Note: Australians who have reached Age Pension age, may already benefit from lower tax rates due to the effect of the Seniors and Pensioners Tax Offset. For more information about SAPTO, see SuperGuide article How does SAPTO work? (Senior Australians and Pensioners Tax Offset).
7. Contributions count toward Age Pension tests
The government has confirmed downsizing contributions will be counted for the assets and income tests used to determine eligibility for the Age Pension and DVA benefits. Downsizers will be moving money out of an exempt asset (their family home), into the non-exempt and assessable environment of their super fund (see also Point 9).
It’s also worth noting that your super balance (including downsizing contributions), is also used to determine eligibility for residential aged care and home care services.
Important: Anyone considering taking advantage of the new downsizing policy should seek professional advice on how it will affect their particular situation before making any decisions.
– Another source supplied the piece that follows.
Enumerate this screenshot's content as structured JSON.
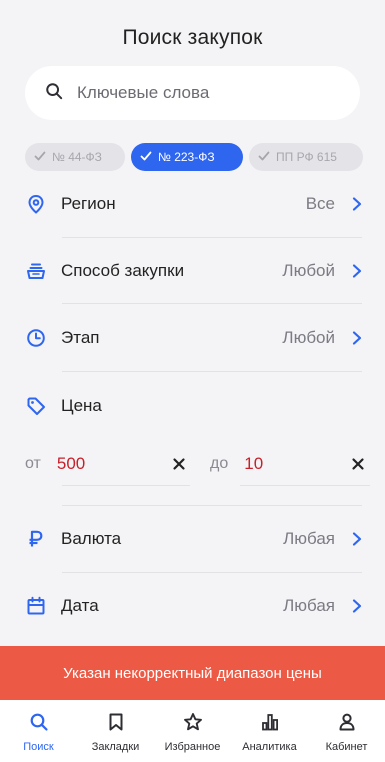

8. Transfer and property costs limit surplus capital
The costs involved in selling a family home can be substantial due to sale commissions, moving costs and if purchasing a smaller home, high stamp duty and land taxes – so people considering downsizing should carefully calculate their impact.
In addition, selling a large home and downsizing to a smaller property does not always release much excess capital (particularly in a capital city), so potential downsizers should check they will have sufficient funds left over for a worthwhile super contribution.
9. Timeframe (90 days) for contributing sale proceeds into super
The new downsizing law specifies that an individual hoping to take advantage of this measure must make the downsizing contribution within 90 days of receiving the sale proceeds (typically settlement day) from their family home before they are prohibited from making a downsizing contribution. Centrelink rules currently give pensioners who sell their principal residence a 12-month exemption under the assets test for the Age Pension, but there is no grace period for this type of super contribution.
Note: You can only take advantage of this measure for one sale, that is, if you have made downsizing contributions (which can be in multiple contributions up to $300,000) from a home sale, you cannot use this policy again at a later date.
10. 90-day timeframe may give opportunity to invest sale proceeds before contributing
The downsizing policy started from 1 July 2018. The new laws don’t appear to preclude investing the sale proceeds, or mixing the proceeds with other money, in the period between settlement and making a super contribution.
For more information on housing and super measures see the following SuperGuide articles: